When the “Difficulty-with-Editing” Trait Becomes an Asset
By Dr. Sandra Wise, Licensed Psychologist, Owner of Eye of A Horse
We’ve heard it over and over: “Individuals with Asperger’s don’t edit themselves when interacting with others.” This behavioral characteristic is typically viewed as a detriment. I’d like to revisit that perspective by describing a context in which this trait proved to be beneficial for all parties involved, and, moreover, provided psychology graduate students an opportunity to take a fresh look at our society’s current dictum that attempts to restrict speech to only that which is judged to be “politically correct.”
I was scheduled to teach “The Dynamics of Group Psychotherapy” to doctoral students in the Clinical Psychology program at Florida Institute of Technology. I wanted to include an experiential “hands-on” component so that the student therapists could learn how to lead an interpersonal process group right in the classroom. This specific type of psychotherapy calls for a small heterogeneous group of individuals to interact directly with one another to explore their interpersonal style and the impact it has on others. The goal is to have individuals who are experiencing ordinary “problems of living” (rather than severe psychopathology) create a microcosm within the group, reflecting their style in “the real world.” Members are encouraged to give honest reactions/responses to each other about anything that is happening within the group, but are discouraged from focusing on personal events or situations outside the group. There is no particular theme or format. All of the focus is on what is happening in the present moment between the members sitting in the group.
This type of group psychotherapy is very challenging to facilitate, as compared to a “psychoeducational” group, which is more like a class with a leader serving as teacher. It also differs from a “diagnosis-based” group, such as a group consisting of members who have all been diagnosed with cancer or an anxiety disorder, and thus maintains a tight focus on a single theme.

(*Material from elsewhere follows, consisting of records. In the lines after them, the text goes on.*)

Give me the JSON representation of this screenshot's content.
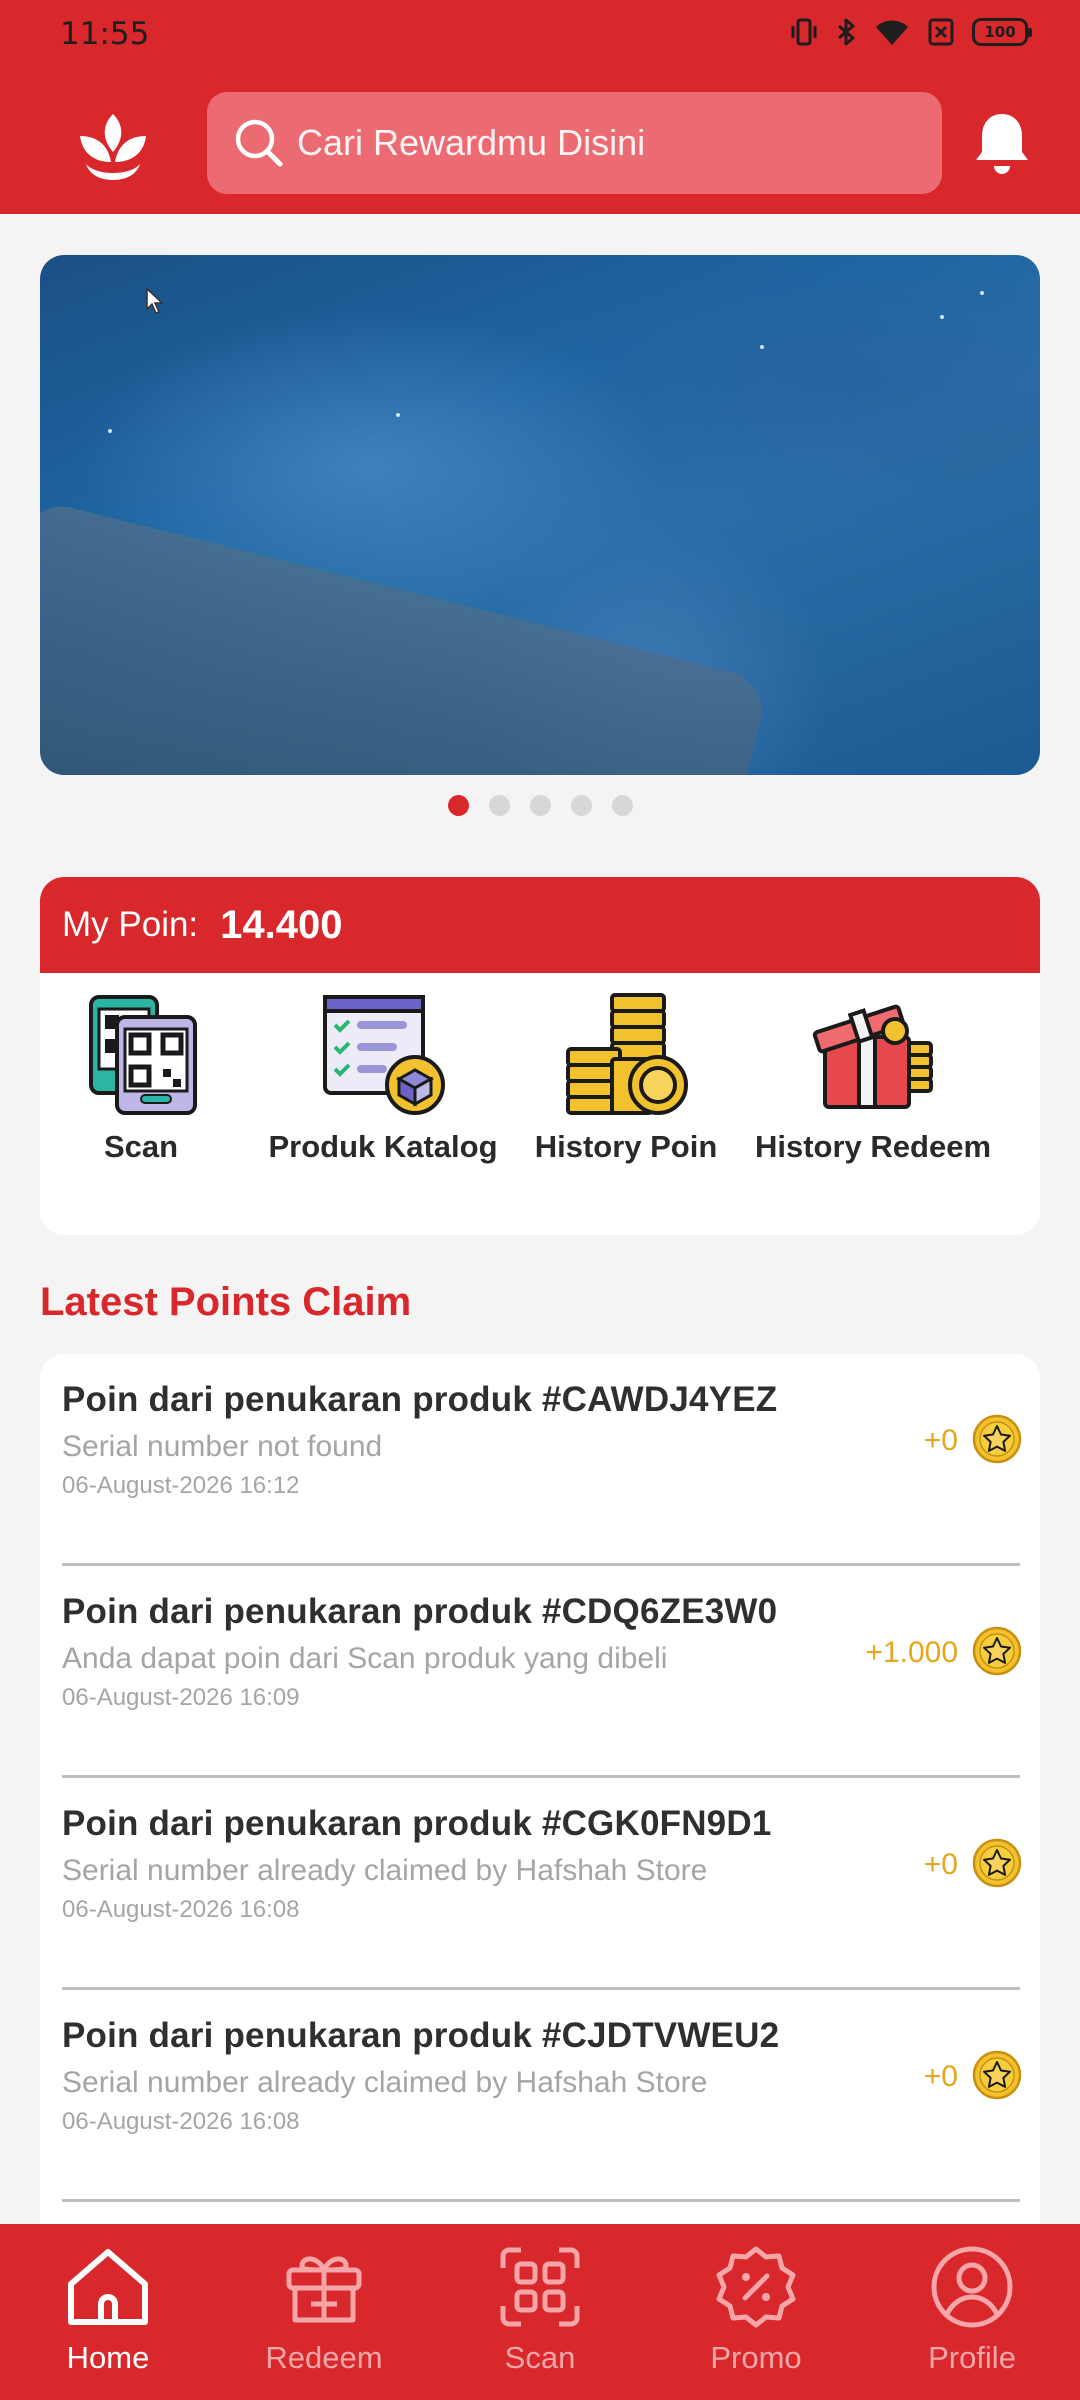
{
  "status_bar": {
    "time": "11:55",
    "battery": "100"
  },
  "header": {
    "logo": "leaf-logo-icon",
    "search_placeholder": "Cari Rewardmu Disini",
    "notification_icon": "bell-icon"
  },
  "banner": {
    "slides": 5,
    "active_slide": 1
  },
  "points": {
    "label": "My Poin:",
    "value": "14.400",
    "menu": [
      {
        "label": "Scan",
        "icon": "qr-scan-icon"
      },
      {
        "label": "Produk Katalog",
        "icon": "catalog-checklist-icon"
      },
      {
        "label": "History Poin",
        "icon": "coin-stack-icon"
      },
      {
        "label": "History Redeem",
        "icon": "gift-box-icon"
      }
    ]
  },
  "latest_claims": {
    "title": "Latest Points Claim",
    "items": [
      {
        "title": "Poin dari penukaran produk #CAWDJ4YEZ",
        "desc": "Serial number not found",
        "date": "06-August-2026 16:12",
        "points": "+0"
      },
      {
        "title": "Poin dari penukaran produk #CDQ6ZE3W0",
        "desc": "Anda dapat poin dari Scan produk yang dibeli",
        "date": "06-August-2026 16:09",
        "points": "+1.000"
      },
      {
        "title": "Poin dari penukaran produk #CGK0FN9D1",
        "desc": "Serial number already claimed by Hafshah Store",
        "date": "06-August-2026 16:08",
        "points": "+0"
      },
      {
        "title": "Poin dari penukaran produk #CJDTVWEU2",
        "desc": "Serial number already claimed by Hafshah Store",
        "date": "06-August-2026 16:08",
        "points": "+0"
      }
    ]
  },
  "bottom_nav": {
    "items": [
      {
        "label": "Home",
        "icon": "home-icon",
        "active": true
      },
      {
        "label": "Redeem",
        "icon": "gift-icon"
      },
      {
        "label": "Scan",
        "icon": "scan-icon"
      },
      {
        "label": "Promo",
        "icon": "promo-badge-icon"
      },
      {
        "label": "Profile",
        "icon": "profile-icon"
      }
    ]
  },
  "colors": {
    "primary": "#d8282b",
    "search_bg": "#ec6b72",
    "points_gold": "#e3a61c",
    "nav_inactive": "#f4a6a8",
    "muted_text": "#a5a5a5"
  }
}
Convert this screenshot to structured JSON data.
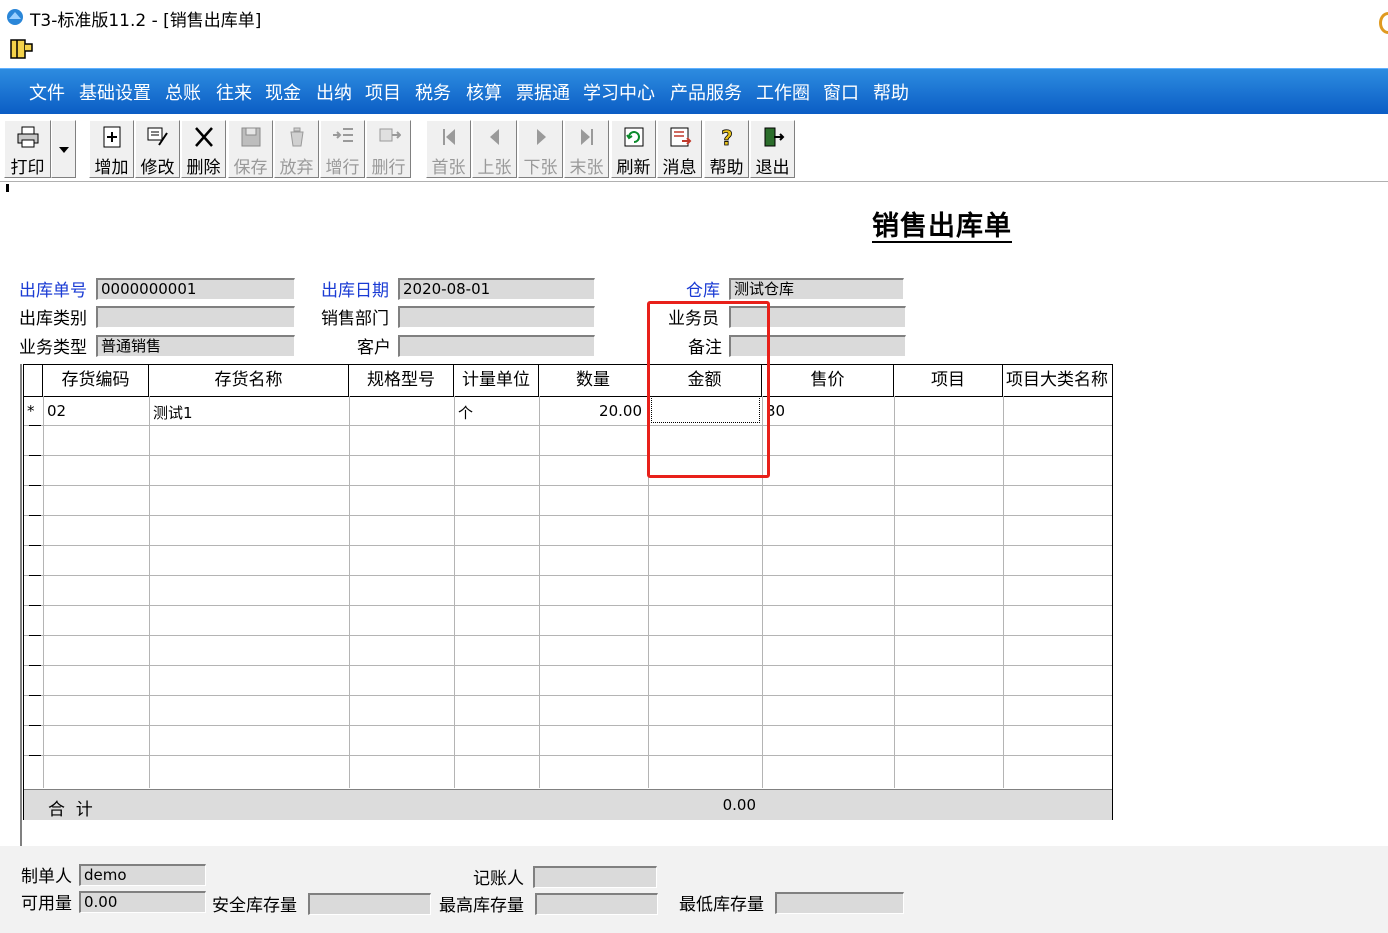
{
  "window": {
    "title": "T3-标准版11.2 - [销售出库单]"
  },
  "menu": [
    "文件",
    "基础设置",
    "总账",
    "往来",
    "现金",
    "出纳",
    "项目",
    "税务",
    "核算",
    "票据通",
    "学习中心",
    "产品服务",
    "工作圈",
    "窗口",
    "帮助"
  ],
  "toolbar": {
    "buttons": [
      {
        "label": "打印",
        "icon": "printer-icon",
        "enabled": true
      },
      {
        "label": "增加",
        "icon": "add-doc-icon",
        "enabled": true
      },
      {
        "label": "修改",
        "icon": "edit-icon",
        "enabled": true
      },
      {
        "label": "删除",
        "icon": "delete-x-icon",
        "enabled": true
      },
      {
        "label": "保存",
        "icon": "save-icon",
        "enabled": false
      },
      {
        "label": "放弃",
        "icon": "trash-icon",
        "enabled": false
      },
      {
        "label": "增行",
        "icon": "add-row-icon",
        "enabled": false
      },
      {
        "label": "删行",
        "icon": "delete-row-icon",
        "enabled": false
      },
      {
        "label": "首张",
        "icon": "first-record-icon",
        "enabled": false
      },
      {
        "label": "上张",
        "icon": "prev-record-icon",
        "enabled": false
      },
      {
        "label": "下张",
        "icon": "next-record-icon",
        "enabled": false
      },
      {
        "label": "末张",
        "icon": "last-record-icon",
        "enabled": false
      },
      {
        "label": "刷新",
        "icon": "refresh-icon",
        "enabled": true
      },
      {
        "label": "消息",
        "icon": "message-icon",
        "enabled": true
      },
      {
        "label": "帮助",
        "icon": "help-icon",
        "enabled": true
      },
      {
        "label": "退出",
        "icon": "exit-icon",
        "enabled": true
      }
    ]
  },
  "document": {
    "title": "销售出库单",
    "header_fields": {
      "out_no": {
        "label": "出库单号",
        "value": "0000000001"
      },
      "out_date": {
        "label": "出库日期",
        "value": "2020-08-01"
      },
      "warehouse": {
        "label": "仓库",
        "value": "测试仓库"
      },
      "out_category": {
        "label": "出库类别",
        "value": ""
      },
      "sales_dept": {
        "label": "销售部门",
        "value": ""
      },
      "salesperson": {
        "label": "业务员",
        "value": ""
      },
      "business_type": {
        "label": "业务类型",
        "value": "普通销售"
      },
      "customer": {
        "label": "客户",
        "value": ""
      },
      "remark": {
        "label": "备注",
        "value": ""
      }
    }
  },
  "grid": {
    "columns": [
      "存货编码",
      "存货名称",
      "规格型号",
      "计量单位",
      "数量",
      "金额",
      "售价",
      "项目",
      "项目大类名称"
    ],
    "rows": [
      {
        "marker": "*",
        "code": "02",
        "name": "测试1",
        "spec": "",
        "unit": "个",
        "qty": "20.00",
        "amount": "",
        "price": "30",
        "project": "",
        "project_cat": ""
      }
    ],
    "total": {
      "label": "合  计",
      "amount": "0.00"
    }
  },
  "footer": {
    "creator": {
      "label": "制单人",
      "value": "demo"
    },
    "bookkeeper": {
      "label": "记账人",
      "value": ""
    },
    "available_qty": {
      "label": "可用量",
      "value": "0.00"
    },
    "safety_stock": {
      "label": "安全库存量",
      "value": ""
    },
    "max_stock": {
      "label": "最高库存量",
      "value": ""
    },
    "min_stock": {
      "label": "最低库存量",
      "value": ""
    }
  },
  "colors": {
    "menu_bar": "#0a5cc4",
    "label_blue": "#1a3bd4",
    "highlight_red": "#e8201a"
  }
}
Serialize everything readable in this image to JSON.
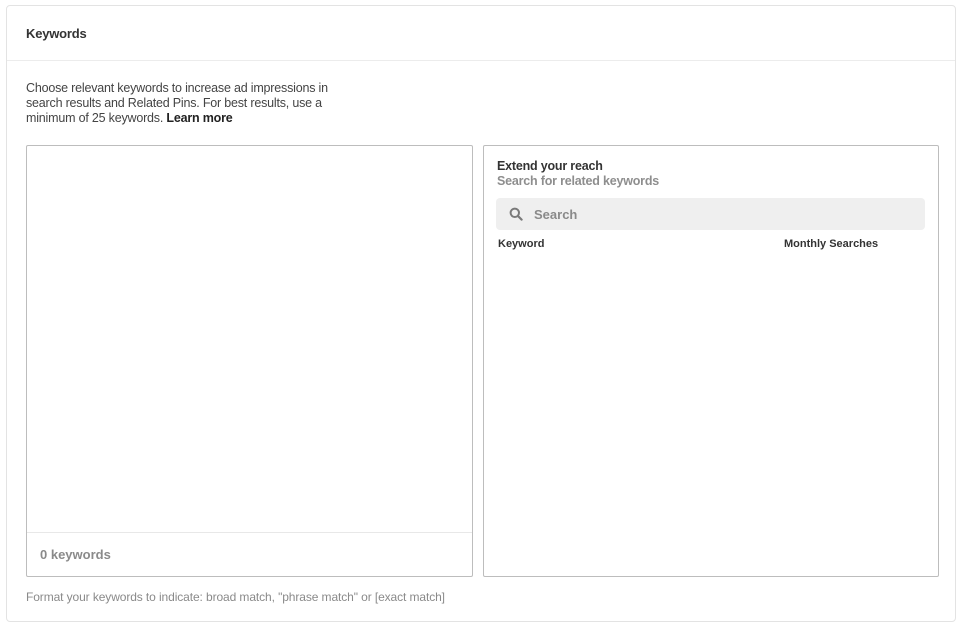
{
  "card": {
    "title": "Keywords"
  },
  "intro": {
    "text": "Choose relevant keywords to increase ad impressions in search results and Related Pins. For best results, use a minimum of 25 keywords.",
    "learn_more": "Learn more"
  },
  "keywords_panel": {
    "value": "",
    "count_label": "0 keywords"
  },
  "extend_panel": {
    "title": "Extend your reach",
    "subtitle": "Search for related keywords",
    "search": {
      "placeholder": "Search",
      "value": "",
      "icon": "search-icon"
    },
    "columns": [
      "Keyword",
      "Monthly Searches"
    ],
    "rows": []
  },
  "format_hint": "Format your keywords to indicate: broad match, \"phrase match\" or [exact match]",
  "colors": {
    "border": "#bdbdbd",
    "search_bg": "#efefef",
    "muted_text": "#8a8a8a"
  }
}
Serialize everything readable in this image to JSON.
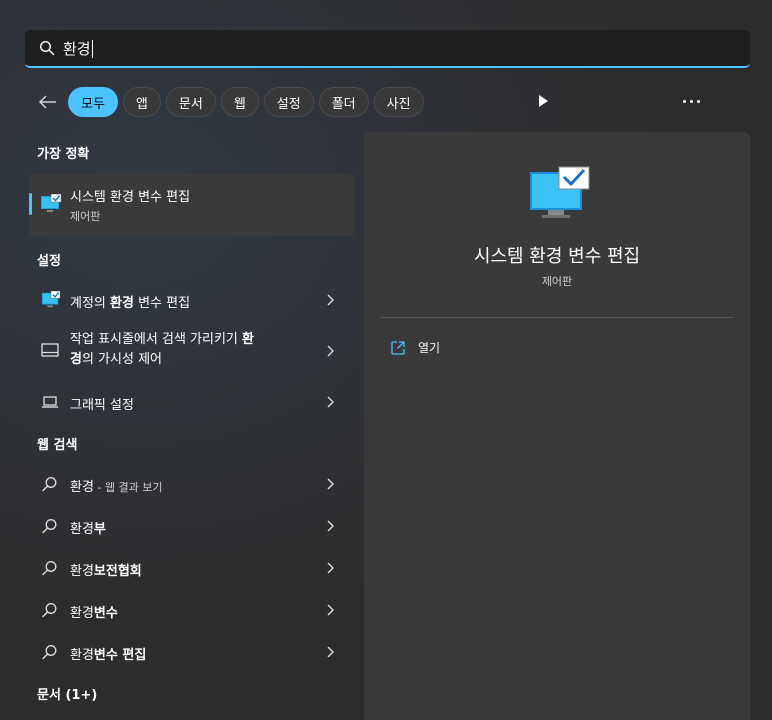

Instead, a process group is about pure interactive process. And this is exactly what makes such a group difficult to facilitate. Most group members try to be overly polite and are hesitant to give honest feedback to one another, even when experiencing a strong reaction to a fellow member. It often takes months of weekly sessions for members to feel comfortable speaking their mind, whether about their own or others’ behaviors in the group sessions. Moreover, I have found that the recent trend toward “political correctness” has made this tendency to “over-edit” even more pronounced in such group settings, as many individuals are more than ever concerned about being criticized for saying the wrong thing or using the wrong language and “offending” someone.
Unfortunately, I only had twelve class meetings in which I could schedule a group for the doctoral students to co-facilitate. Even if I could recruit individuals to be in a group, it would likely take them so long to generate some honest and direct group process that it would not serve as an effective learning exercise for the doctoral students or as a therapeutic experience for the group members.
This is where College Internship Program (CIP) saved the day. Having worked with many of the students at CIP in a different context, and being aware of this “difficulty-with-editing” trait that is so prevalent, I approached the Melbourne campus about the possibility of recruiting six of their students to be in the psychotherapy process group for my class. I explained that the group would not focus on Asperger’s per se, and that the doctoral students would not initially be told anything about the group members, other than the fact that I had recruited these six young adults for this experience.
This plan indeed proved to be the answer to my dilemma. From the very first group session, the CIP students provided open and honest responses and reactions to each other. With only minimal guidance and rule reinforcement, they essentially ran their own group and demonstrated to the psychology doctoral students the richness of honest, direct, present-moment interaction.
I believe that the success of this graduate course rested in great part on a trait in the group members that is so often viewed as a detriment. When told that they were expected to be honest and straight-forward, yet kind, the CIP students were immediately able to do so, unlike most typical members who would take many weeks before allowing themselves this advantage. Because of this ability, these CIP students themselves benefited from the group psychotherapy experience, even though it lasted only twelve weeks. (Traditional standards suggest that such groups should be maintained for at least a year in order to be effective.)
Additionally, the feedback that the psychology students provided at the end of the course was effusive. Many described this class as one of the best learning experiences in their entire doctoral program due to the quality of the honest and direct interpersonal interactions they were privileged to observe on the part of the group members from CIP.
This win-win situation should make us all stop and consider the impact of attempts aimed at limiting speech, whether through mandates of political correctness or through chastising those who tend to speak their mind and see no need to overly edit. Yes, we all need to be kind and considerate, but could there be times when over-editing might work against us? Under the right circumstances, saying what you honestly think and feel can give others a true read on who you are, can validate opinions the listener holds himself but has been hesitant to voice, or can make him think about long-held opinions that need revisiting. If sensitively expressed, such open, honest, and direct speech can model behavior that could counterbalance today’s misguided tendency to play word games in the name of being politically correct. In the proper context, possessing the ability and willingness to speak one’s mind can be a valuable asset. Maybe this is just another lesson we can learn from folks on the spectrum.